Not to be deterred from their endless factory model of manufacturing inspirational films ripped off from popular authors, Hallmark always spends the money on production quality.  Clear video quality is evident, as is professional camera work.  Audio quality is consistent throughout, but there’s the ever present generic melancholy-serene Hallmark soundtrack to listen to throughout the scenes.  While the sets and locations seem above board, they are actually quite limited and dressed up to have that ‘magical’ Hallmark look.  As will be expounded upon shortly, the editing is lazy and sloppy, leaving the viewer with a half-effort plot.  In other words, A Time to Dance is business as usual for Hallmark.

Plot and Storyline Quality (0 points)

Anything good about this plot can be credited to Karen Kingsbury, not Hallmark.  The otherwise interesting novel A Time to Dance has officially been #Hallmarked.  What was an intriguing plot about a highly pertinent issue facing many Christians—namely broken marriages—has been transformed into a mellow and boring snoozefest full of the typical Hallmark emptiness and the unrealistic fairy tale alternate realities.  Complete with cardboard characters that spew obvious dialogue designed to drive the plot along, viewers who choose to watch this disaster will be dragged out over a nearly one hundred minute runtime of melancholy delay of the inevitable just to have the so-called conflict resolved in five minutes or less.  The conflicts therein are extremely empty, as are the relationships between the characters.  We can’t appreciate or understand anything they’re going through because it doesn’t seem real.  There is far more telling than showing; for example, we are told about things that happen off screen or are informed of things that happened in the past rather than being provided with a flashback.  Also, the Christian message is very manufactured and plastic.  I could go on and on, but the same old truth remains: Hallmark has no regard for preserving good plot ideas, they only care about making money.

Acting Quality (0 points)

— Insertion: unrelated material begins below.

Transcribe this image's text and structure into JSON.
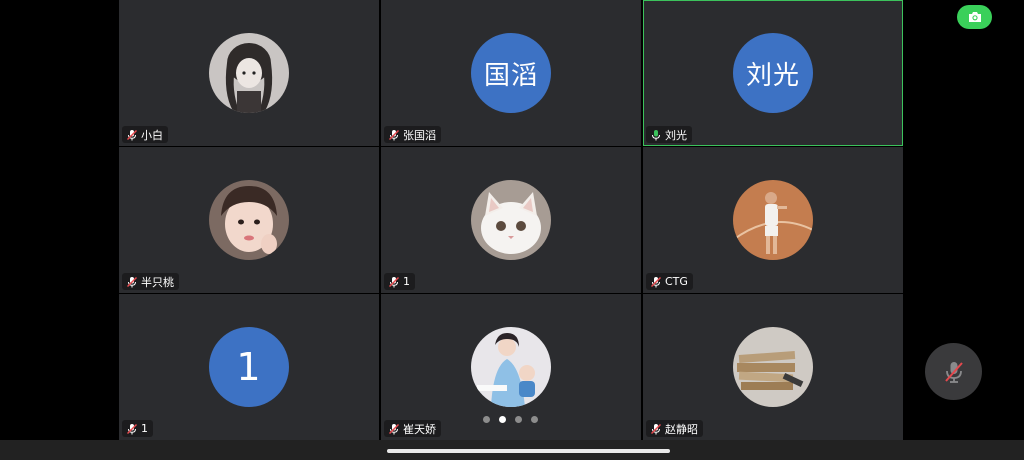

What else is new?  The acting is forced and stiff.  Line delivery is very awkward and sometime monotone; emotions are almost nonexistent.  As usual, every cast member has far too much makeup and look like either washed up wannabes or desperate wannabes.  The Hallmark acting rule is to throw a bunch of big names in the film so the commercials will catch people’s attention but to do nothing to actually coach them.  But at this point, we don’t expect anything different.

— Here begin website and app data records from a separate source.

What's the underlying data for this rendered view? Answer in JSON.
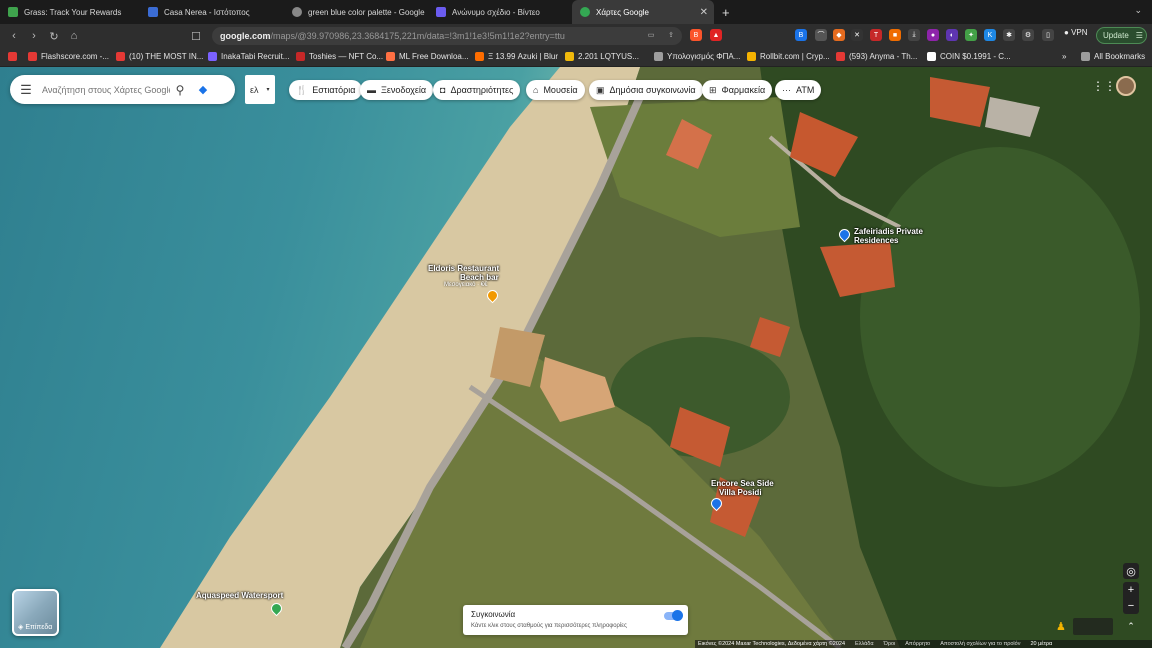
{
  "tabs": [
    {
      "label": "Grass: Track Your Rewards",
      "color": "#3fa34d"
    },
    {
      "label": "Casa Nerea - Ιστότοπος",
      "color": "#3b6cd4"
    },
    {
      "label": "green blue color palette - Google",
      "color": "#888888"
    },
    {
      "label": "Ανώνυμο σχέδιο - Βίντεο",
      "color": "#6b5cf0"
    },
    {
      "label": "Χάρτες Google",
      "color": "#34a853"
    }
  ],
  "nav": {
    "back": "‹",
    "forward": "›",
    "reload": "↻",
    "home": "⌂"
  },
  "omnibox": {
    "host": "google.com",
    "path": "/maps/@39.970986,23.3684175,221m/data=!3m1!1e3!5m1!1e2?entry=ttu"
  },
  "toolbar": {
    "vpn": "VPN",
    "update": "Update"
  },
  "bookmarks": [
    {
      "label": "Flashscore.com -...",
      "color": "#e53935"
    },
    {
      "label": "(10) THE MOST IN...",
      "color": "#e53935"
    },
    {
      "label": "InakaTabi Recruit...",
      "color": "#7b61ff"
    },
    {
      "label": "Toshies — NFT Co...",
      "color": "#c62828"
    },
    {
      "label": "ML Free Downloa...",
      "color": "#ff7043"
    },
    {
      "label": "Ξ 13.99 Azuki | Blur",
      "color": "#ff6d00"
    },
    {
      "label": "2.201 LQTYUS...",
      "color": "#f0b90b"
    },
    {
      "label": "Υπολογισμός ΦΠΑ...",
      "color": "#9e9e9e"
    },
    {
      "label": "Rollbit.com | Cryp...",
      "color": "#f5b301"
    },
    {
      "label": "(593) Anyma - Th...",
      "color": "#e53935"
    },
    {
      "label": "COIN $0.1991 - C...",
      "color": "#ffffff"
    }
  ],
  "all_bookmarks": "All Bookmarks",
  "search": {
    "placeholder": "Αναζήτηση στους Χάρτες Google"
  },
  "lang": "ελ",
  "chips": [
    {
      "label": "Εστιατόρια",
      "icon": "fork-knife-icon"
    },
    {
      "label": "Ξενοδοχεία",
      "icon": "bed-icon"
    },
    {
      "label": "Δραστηριότητες",
      "icon": "camera-icon"
    },
    {
      "label": "Μουσεία",
      "icon": "museum-icon"
    },
    {
      "label": "Δημόσια συγκοινωνία",
      "icon": "transit-icon"
    },
    {
      "label": "Φαρμακεία",
      "icon": "pharmacy-icon"
    },
    {
      "label": "ATM",
      "icon": "more-icon"
    }
  ],
  "places": {
    "zafeiriadis_1": "Zafeiriadis Private",
    "zafeiriadis_2": "Residences",
    "eldoris_1": "Eldoris Restaurant",
    "eldoris_2": "Beach bar",
    "eldoris_sub": "Μεσογειακό · €€",
    "encore_1": "Encore Sea Side",
    "encore_2": "Villa Posidi",
    "aquaspeed": "Aquaspeed Watersport"
  },
  "layers_label": "Επίπεδα",
  "transit_panel": {
    "title": "Συγκοινωνία",
    "text": "Κάντε κλικ στους σταθμούς για περισσότερες πληροφορίες"
  },
  "footer": {
    "imagery": "Εικόνες ©2024 Maxar Technologies, Δεδομένα χάρτη ©2024",
    "country": "Ελλάδα",
    "terms": "Όροι",
    "privacy": "Απόρρητο",
    "feedback": "Αποστολή σχολίων για το προϊόν",
    "scale": "20 μέτρα"
  }
}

Conclusion

Hallmark has a real chance to bring great Christian novels to life.  They have the resources, they have the connections, and they have the marketing to do this well.  But instead, they settle for half-measures to improve their profit margins.  People desperately want to see wholesome entertainment, and Hallmark claims to provide this, but they are short on delivering it.  A Time to Dance could have been an inspiring Christian film on an important topic, but instead, it just became another forgettable show of Hallmark pageantry.

 

Final Rating: 2 out of 10 points